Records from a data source
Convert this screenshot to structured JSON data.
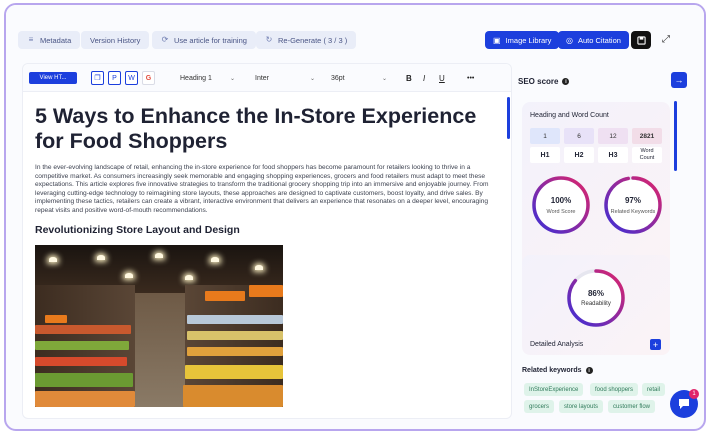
{
  "topbar": {
    "metadata": "Metadata",
    "version_history": "Version History",
    "use_article": "Use article for training",
    "regenerate": "Re-Generate ( 3 / 3 )",
    "image_library": "Image Library",
    "auto_citation": "Auto Citation"
  },
  "toolbar": {
    "view_btn": "View HT...",
    "heading_select": "Heading 1",
    "font_select": "Inter",
    "size_select": "36pt",
    "bold": "B",
    "italic": "I",
    "underline": "U",
    "more": "•••"
  },
  "article": {
    "title": "5 Ways to Enhance the In-Store Experience for Food Shoppers",
    "intro": "In the ever-evolving landscape of retail, enhancing the in-store experience for food shoppers has become paramount for retailers looking to thrive in a competitive market. As consumers increasingly seek memorable and engaging shopping experiences, grocers and food retailers must adapt to meet these expectations. This article explores five innovative strategies to transform the traditional grocery shopping trip into an immersive and enjoyable journey. From leveraging cutting-edge technology to reimagining store layouts, these approaches are designed to captivate customers, boost loyalty, and drive sales. By implementing these tactics, retailers can create a vibrant, interactive environment that delivers an experience that resonates on a deeper level, encouraging repeat visits and positive word-of-mouth recommendations.",
    "section_heading": "Revolutionizing Store Layout and Design"
  },
  "seo": {
    "title": "SEO score",
    "heading_card_title": "Heading and Word Count",
    "headings": [
      {
        "count": "1",
        "label": "H1",
        "color": "#dfe6fb"
      },
      {
        "count": "6",
        "label": "H2",
        "color": "#e8e2f8"
      },
      {
        "count": "12",
        "label": "H3",
        "color": "#efe0f2"
      },
      {
        "count": "2821",
        "label": "Word Count",
        "color": "#f2dde8"
      }
    ],
    "word_score": {
      "value": "100%",
      "label": "Word Score",
      "pct": 100
    },
    "related_score": {
      "value": "97%",
      "label": "Related Keywords",
      "pct": 97
    },
    "readability": {
      "value": "86%",
      "label": "Readability",
      "pct": 86
    },
    "detailed_analysis": "Detailed Analysis",
    "related_keywords_title": "Related keywords",
    "keywords": [
      "InStoreExperience",
      "food shoppers",
      "retail",
      "grocers",
      "store layouts",
      "customer flow"
    ]
  },
  "chat": {
    "badge": "1"
  },
  "colors": {
    "accent": "#1c3fdd",
    "ring_start": "#3a2fd8",
    "ring_end": "#e0246a"
  }
}
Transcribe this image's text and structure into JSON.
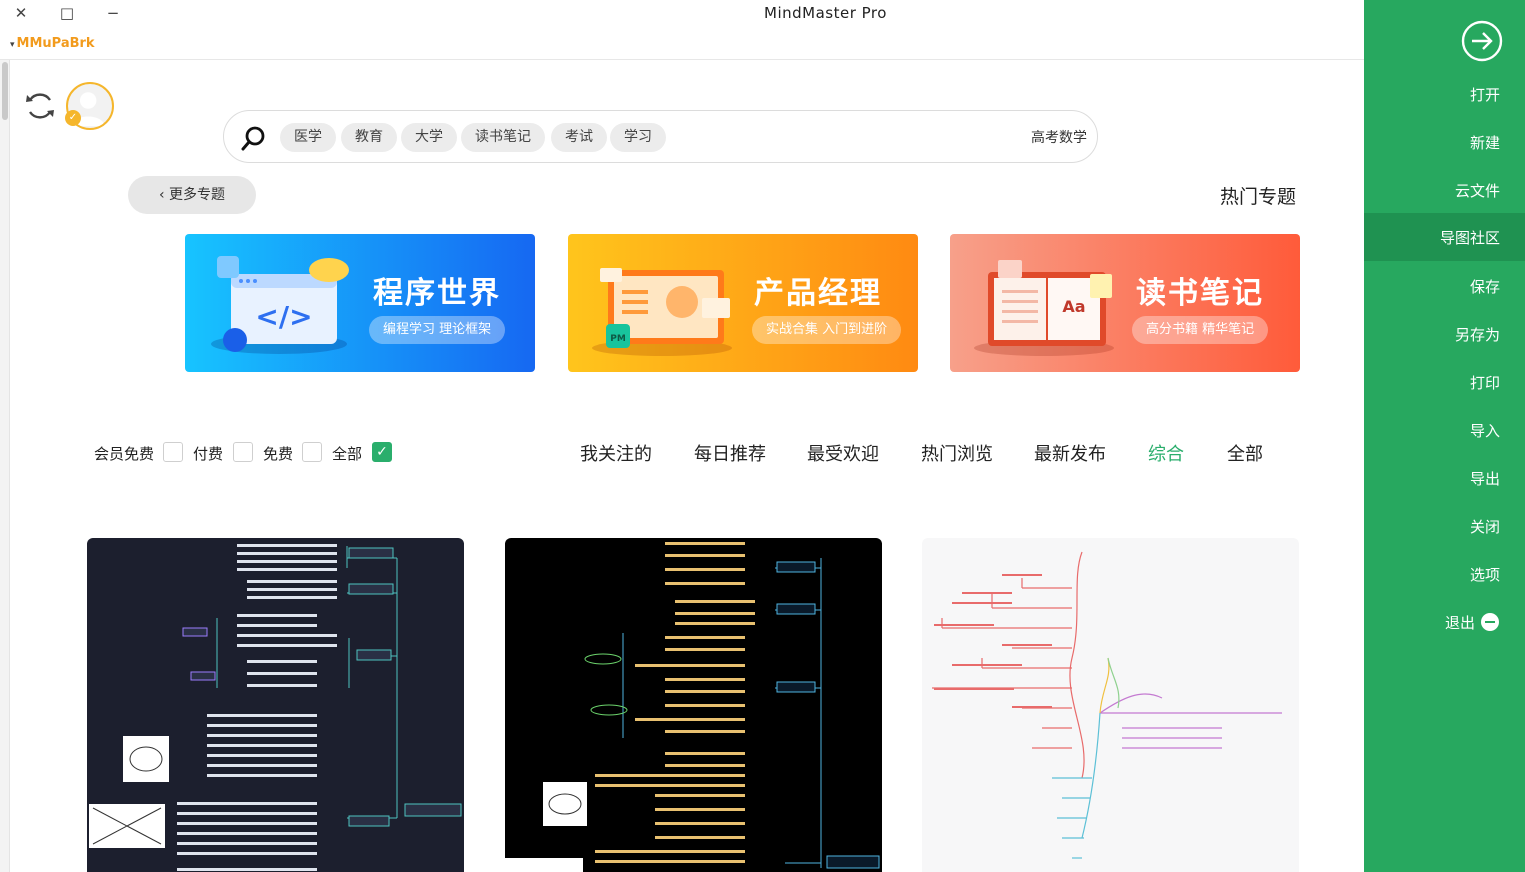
{
  "window": {
    "title": "MindMaster Pro",
    "minimize_label": "−",
    "restore_label": "□",
    "close_label": "✕"
  },
  "account": {
    "name": "MMuPaBrk",
    "caret": "▾"
  },
  "search": {
    "value": "高考数学",
    "chips": [
      "学习",
      "考试",
      "读书笔记",
      "大学",
      "教育",
      "医学"
    ]
  },
  "hot_topics": {
    "title": "热门专题",
    "more_label": "更多专题",
    "banners": [
      {
        "title": "读书笔记",
        "subtitle": "高分书籍 精华笔记",
        "colors": [
          "#f7a08a",
          "#ff5b3a"
        ]
      },
      {
        "title": "产品经理",
        "subtitle": "实战合集 入门到进阶",
        "colors": [
          "#ffc51c",
          "#ff8a12"
        ]
      },
      {
        "title": "程序世界",
        "subtitle": "编程学习 理论框架",
        "colors": [
          "#17c4ff",
          "#1668f2"
        ]
      }
    ]
  },
  "tabs": [
    {
      "label": "全部",
      "active": false
    },
    {
      "label": "综合",
      "active": true
    },
    {
      "label": "最新发布",
      "active": false
    },
    {
      "label": "热门浏览",
      "active": false
    },
    {
      "label": "最受欢迎",
      "active": false
    },
    {
      "label": "每日推荐",
      "active": false
    },
    {
      "label": "我关注的",
      "active": false
    }
  ],
  "filters": [
    {
      "label": "全部",
      "checked": true
    },
    {
      "label": "免费",
      "checked": false
    },
    {
      "label": "付费",
      "checked": false
    },
    {
      "label": "会员免费",
      "checked": false
    }
  ],
  "sidebar": {
    "items": [
      {
        "label": "打开",
        "active": false
      },
      {
        "label": "新建",
        "active": false
      },
      {
        "label": "云文件",
        "active": false
      },
      {
        "label": "导图社区",
        "active": true
      },
      {
        "label": "保存",
        "active": false
      },
      {
        "label": "另存为",
        "active": false
      },
      {
        "label": "打印",
        "active": false
      },
      {
        "label": "导入",
        "active": false
      },
      {
        "label": "导出",
        "active": false
      },
      {
        "label": "关闭",
        "active": false
      },
      {
        "label": "选项",
        "active": false
      },
      {
        "label": "退出",
        "active": false
      }
    ]
  },
  "colors": {
    "brand_green": "#27a85f",
    "active_tab": "#2aae6c",
    "account_orange": "#f29b1d"
  }
}
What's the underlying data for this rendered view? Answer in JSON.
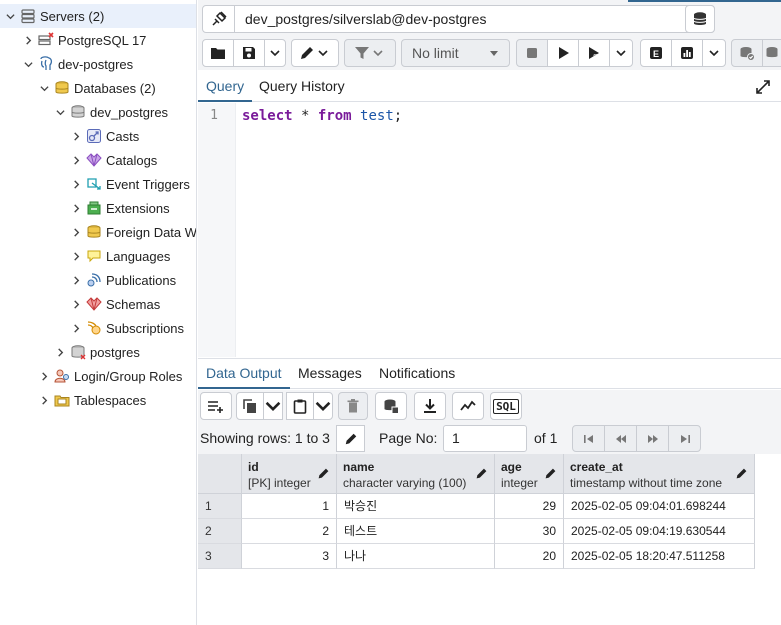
{
  "sidebar": {
    "items": [
      {
        "label": "Servers (2)",
        "icon": "servers-icon",
        "chevron": "down"
      },
      {
        "label": "PostgreSQL 17",
        "icon": "server-disconnected-icon",
        "chevron": "right"
      },
      {
        "label": "dev-postgres",
        "icon": "elephant-icon",
        "chevron": "down"
      },
      {
        "label": "Databases (2)",
        "icon": "databases-icon",
        "chevron": "down"
      },
      {
        "label": "dev_postgres",
        "icon": "database-icon",
        "chevron": "down"
      },
      {
        "label": "Casts",
        "icon": "casts-icon",
        "chevron": "right"
      },
      {
        "label": "Catalogs",
        "icon": "catalogs-icon",
        "chevron": "right"
      },
      {
        "label": "Event Triggers",
        "icon": "event-triggers-icon",
        "chevron": "right"
      },
      {
        "label": "Extensions",
        "icon": "extensions-icon",
        "chevron": "right"
      },
      {
        "label": "Foreign Data W",
        "icon": "foreign-data-icon",
        "chevron": "right"
      },
      {
        "label": "Languages",
        "icon": "languages-icon",
        "chevron": "right"
      },
      {
        "label": "Publications",
        "icon": "publications-icon",
        "chevron": "right"
      },
      {
        "label": "Schemas",
        "icon": "schemas-icon",
        "chevron": "right"
      },
      {
        "label": "Subscriptions",
        "icon": "subscriptions-icon",
        "chevron": "right"
      },
      {
        "label": "postgres",
        "icon": "database-icon",
        "chevron": "right"
      },
      {
        "label": "Login/Group Roles",
        "icon": "roles-icon",
        "chevron": "right"
      },
      {
        "label": "Tablespaces",
        "icon": "tablespaces-icon",
        "chevron": "right"
      }
    ]
  },
  "connection": {
    "label": "dev_postgres/silverslab@dev-postgres"
  },
  "toolbar": {
    "limit_label": "No limit"
  },
  "query_tabs": [
    "Query",
    "Query History"
  ],
  "editor": {
    "line_number": "1",
    "tokens": {
      "kw1": "select",
      "op": " * ",
      "kw2": "from",
      "table": "test",
      "semi": ";"
    }
  },
  "output_tabs": [
    "Data Output",
    "Messages",
    "Notifications"
  ],
  "data_toolbar": {
    "sql_label": "SQL"
  },
  "pager": {
    "showing": "Showing rows: 1 to 3",
    "page_no_label": "Page No:",
    "page_no_value": "1",
    "of_label": "of 1"
  },
  "grid": {
    "columns": [
      {
        "name": "id",
        "type": "[PK] integer"
      },
      {
        "name": "name",
        "type": "character varying (100)"
      },
      {
        "name": "age",
        "type": "integer"
      },
      {
        "name": "create_at",
        "type": "timestamp without time zone"
      }
    ],
    "rows": [
      {
        "n": "1",
        "id": "1",
        "name": "박승진",
        "age": "29",
        "create_at": "2025-02-05 09:04:01.698244"
      },
      {
        "n": "2",
        "id": "2",
        "name": "테스트",
        "age": "30",
        "create_at": "2025-02-05 09:04:19.630544"
      },
      {
        "n": "3",
        "id": "3",
        "name": "나나",
        "age": "20",
        "create_at": "2025-02-05 18:20:47.511258"
      }
    ]
  },
  "colors": {
    "accent": "#326690",
    "keyword": "#7a1b9a",
    "identifier": "#1a55a8"
  }
}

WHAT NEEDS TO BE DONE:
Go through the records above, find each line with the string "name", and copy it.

PROBLEM SOLUTION:
    "name": "MMuPaBrk",
        "name": "id",
        "name": "name",
        "name": "age",
        "name": "create_at",
        "name": "박승진",
        "name": "테스트",
        "name": "나나",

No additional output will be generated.